Material supplied -
■ ■ ■

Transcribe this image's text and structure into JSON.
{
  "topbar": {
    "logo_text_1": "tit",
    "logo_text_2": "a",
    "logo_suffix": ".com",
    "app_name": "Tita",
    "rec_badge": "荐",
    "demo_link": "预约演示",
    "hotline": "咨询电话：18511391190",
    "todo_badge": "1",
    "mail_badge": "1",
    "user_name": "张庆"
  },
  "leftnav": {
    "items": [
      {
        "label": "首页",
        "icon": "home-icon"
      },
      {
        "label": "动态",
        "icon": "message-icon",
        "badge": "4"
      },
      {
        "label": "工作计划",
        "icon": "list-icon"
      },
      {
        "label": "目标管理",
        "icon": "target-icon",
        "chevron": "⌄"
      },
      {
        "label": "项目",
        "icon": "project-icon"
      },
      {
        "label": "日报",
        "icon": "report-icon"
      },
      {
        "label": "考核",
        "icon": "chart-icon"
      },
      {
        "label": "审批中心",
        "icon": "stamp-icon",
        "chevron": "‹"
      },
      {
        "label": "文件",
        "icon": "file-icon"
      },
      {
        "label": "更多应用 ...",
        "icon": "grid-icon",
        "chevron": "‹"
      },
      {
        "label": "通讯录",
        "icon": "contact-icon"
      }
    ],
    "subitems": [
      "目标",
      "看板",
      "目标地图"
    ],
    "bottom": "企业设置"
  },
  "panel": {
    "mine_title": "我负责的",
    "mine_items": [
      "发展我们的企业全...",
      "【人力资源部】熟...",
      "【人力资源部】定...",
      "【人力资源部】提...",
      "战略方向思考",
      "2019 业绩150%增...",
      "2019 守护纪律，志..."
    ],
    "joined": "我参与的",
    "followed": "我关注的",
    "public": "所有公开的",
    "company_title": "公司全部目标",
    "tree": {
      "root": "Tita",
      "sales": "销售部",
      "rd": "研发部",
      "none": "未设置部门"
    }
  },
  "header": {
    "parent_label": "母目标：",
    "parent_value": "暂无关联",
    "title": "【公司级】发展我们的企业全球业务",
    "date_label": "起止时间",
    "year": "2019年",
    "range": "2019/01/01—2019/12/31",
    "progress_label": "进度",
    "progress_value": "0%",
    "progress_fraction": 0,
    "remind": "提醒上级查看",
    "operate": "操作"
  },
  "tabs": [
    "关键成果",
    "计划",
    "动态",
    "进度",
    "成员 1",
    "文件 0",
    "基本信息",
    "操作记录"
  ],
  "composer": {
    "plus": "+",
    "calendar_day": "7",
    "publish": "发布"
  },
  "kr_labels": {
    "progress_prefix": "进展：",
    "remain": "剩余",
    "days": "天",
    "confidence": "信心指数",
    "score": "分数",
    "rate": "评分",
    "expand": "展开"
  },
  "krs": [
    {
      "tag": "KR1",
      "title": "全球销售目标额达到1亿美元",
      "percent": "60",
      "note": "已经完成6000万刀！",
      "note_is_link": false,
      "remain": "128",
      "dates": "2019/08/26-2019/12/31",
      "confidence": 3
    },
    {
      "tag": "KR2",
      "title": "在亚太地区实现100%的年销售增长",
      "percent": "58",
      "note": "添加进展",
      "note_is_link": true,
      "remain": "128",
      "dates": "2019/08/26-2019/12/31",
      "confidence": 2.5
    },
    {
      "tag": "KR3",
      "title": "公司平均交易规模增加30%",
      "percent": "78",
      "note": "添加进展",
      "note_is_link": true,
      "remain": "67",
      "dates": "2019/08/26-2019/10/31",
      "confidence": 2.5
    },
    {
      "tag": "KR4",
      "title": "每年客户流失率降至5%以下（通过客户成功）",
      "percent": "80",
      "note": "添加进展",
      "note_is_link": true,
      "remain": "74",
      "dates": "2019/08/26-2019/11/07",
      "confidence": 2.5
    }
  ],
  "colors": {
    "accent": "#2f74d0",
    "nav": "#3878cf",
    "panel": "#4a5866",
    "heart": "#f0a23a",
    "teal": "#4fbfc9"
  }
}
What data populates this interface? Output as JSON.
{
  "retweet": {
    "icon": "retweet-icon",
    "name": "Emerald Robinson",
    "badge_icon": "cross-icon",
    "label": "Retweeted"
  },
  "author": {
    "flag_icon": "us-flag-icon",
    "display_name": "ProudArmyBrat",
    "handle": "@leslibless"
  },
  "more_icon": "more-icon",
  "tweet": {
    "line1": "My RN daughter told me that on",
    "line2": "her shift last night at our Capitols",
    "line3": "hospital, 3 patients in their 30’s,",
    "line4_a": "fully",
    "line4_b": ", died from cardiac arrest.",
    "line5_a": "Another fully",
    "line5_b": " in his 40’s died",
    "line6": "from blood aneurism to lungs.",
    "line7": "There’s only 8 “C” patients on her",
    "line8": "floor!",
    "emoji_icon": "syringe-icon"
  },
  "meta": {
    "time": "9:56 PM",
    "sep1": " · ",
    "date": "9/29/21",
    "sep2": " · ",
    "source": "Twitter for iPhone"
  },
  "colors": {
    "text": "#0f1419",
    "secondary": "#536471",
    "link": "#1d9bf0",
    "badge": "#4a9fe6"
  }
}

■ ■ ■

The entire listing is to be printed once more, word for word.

Transcribe this image's text and structure into JSON.
{
  "topbar": {
    "logo_text_1": "tit",
    "logo_text_2": "a",
    "logo_suffix": ".com",
    "app_name": "Tita",
    "rec_badge": "荐",
    "demo_link": "预约演示",
    "hotline": "咨询电话：18511391190",
    "todo_badge": "1",
    "mail_badge": "1",
    "user_name": "张庆"
  },
  "leftnav": {
    "items": [
      {
        "label": "首页",
        "icon": "home-icon"
      },
      {
        "label": "动态",
        "icon": "message-icon",
        "badge": "4"
      },
      {
        "label": "工作计划",
        "icon": "list-icon"
      },
      {
        "label": "目标管理",
        "icon": "target-icon",
        "chevron": "⌄"
      },
      {
        "label": "项目",
        "icon": "project-icon"
      },
      {
        "label": "日报",
        "icon": "report-icon"
      },
      {
        "label": "考核",
        "icon": "chart-icon"
      },
      {
        "label": "审批中心",
        "icon": "stamp-icon",
        "chevron": "‹"
      },
      {
        "label": "文件",
        "icon": "file-icon"
      },
      {
        "label": "更多应用 ...",
        "icon": "grid-icon",
        "chevron": "‹"
      },
      {
        "label": "通讯录",
        "icon": "contact-icon"
      }
    ],
    "subitems": [
      "目标",
      "看板",
      "目标地图"
    ],
    "bottom": "企业设置"
  },
  "panel": {
    "mine_title": "我负责的",
    "mine_items": [
      "发展我们的企业全...",
      "【人力资源部】熟...",
      "【人力资源部】定...",
      "【人力资源部】提...",
      "战略方向思考",
      "2019 业绩150%增...",
      "2019 守护纪律，志..."
    ],
    "joined": "我参与的",
    "followed": "我关注的",
    "public": "所有公开的",
    "company_title": "公司全部目标",
    "tree": {
      "root": "Tita",
      "sales": "销售部",
      "rd": "研发部",
      "none": "未设置部门"
    }
  },
  "header": {
    "parent_label": "母目标：",
    "parent_value": "暂无关联",
    "title": "【公司级】发展我们的企业全球业务",
    "date_label": "起止时间",
    "year": "2019年",
    "range": "2019/01/01—2019/12/31",
    "progress_label": "进度",
    "progress_value": "0%",
    "progress_fraction": 0,
    "remind": "提醒上级查看",
    "operate": "操作"
  },
  "tabs": [
    "关键成果",
    "计划",
    "动态",
    "进度",
    "成员 1",
    "文件 0",
    "基本信息",
    "操作记录"
  ],
  "composer": {
    "plus": "+",
    "calendar_day": "7",
    "publish": "发布"
  },
  "kr_labels": {
    "progress_prefix": "进展：",
    "remain": "剩余",
    "days": "天",
    "confidence": "信心指数",
    "score": "分数",
    "rate": "评分",
    "expand": "展开"
  },
  "krs": [
    {
      "tag": "KR1",
      "title": "全球销售目标额达到1亿美元",
      "percent": "60",
      "note": "已经完成6000万刀！",
      "note_is_link": false,
      "remain": "128",
      "dates": "2019/08/26-2019/12/31",
      "confidence": 3
    },
    {
      "tag": "KR2",
      "title": "在亚太地区实现100%的年销售增长",
      "percent": "58",
      "note": "添加进展",
      "note_is_link": true,
      "remain": "128",
      "dates": "2019/08/26-2019/12/31",
      "confidence": 2.5
    },
    {
      "tag": "KR3",
      "title": "公司平均交易规模增加30%",
      "percent": "78",
      "note": "添加进展",
      "note_is_link": true,
      "remain": "67",
      "dates": "2019/08/26-2019/10/31",
      "confidence": 2.5
    },
    {
      "tag": "KR4",
      "title": "每年客户流失率降至5%以下（通过客户成功）",
      "percent": "80",
      "note": "添加进展",
      "note_is_link": true,
      "remain": "74",
      "dates": "2019/08/26-2019/11/07",
      "confidence": 2.5
    }
  ],
  "colors": {
    "accent": "#2f74d0",
    "nav": "#3878cf",
    "panel": "#4a5866",
    "heart": "#f0a23a",
    "teal": "#4fbfc9"
  }
}
What data populates this interface? Output as JSON.
{
  "retweet": {
    "icon": "retweet-icon",
    "name": "Emerald Robinson",
    "badge_icon": "cross-icon",
    "label": "Retweeted"
  },
  "author": {
    "flag_icon": "us-flag-icon",
    "display_name": "ProudArmyBrat",
    "handle": "@leslibless"
  },
  "more_icon": "more-icon",
  "tweet": {
    "line1": "My RN daughter told me that on",
    "line2": "her shift last night at our Capitols",
    "line3": "hospital, 3 patients in their 30’s,",
    "line4_a": "fully",
    "line4_b": ", died from cardiac arrest.",
    "line5_a": "Another fully",
    "line5_b": " in his 40’s died",
    "line6": "from blood aneurism to lungs.",
    "line7": "There’s only 8 “C” patients on her",
    "line8": "floor!",
    "emoji_icon": "syringe-icon"
  },
  "meta": {
    "time": "9:56 PM",
    "sep1": " · ",
    "date": "9/29/21",
    "sep2": " · ",
    "source": "Twitter for iPhone"
  },
  "colors": {
    "text": "#0f1419",
    "secondary": "#536471",
    "link": "#1d9bf0",
    "badge": "#4a9fe6"
  }
}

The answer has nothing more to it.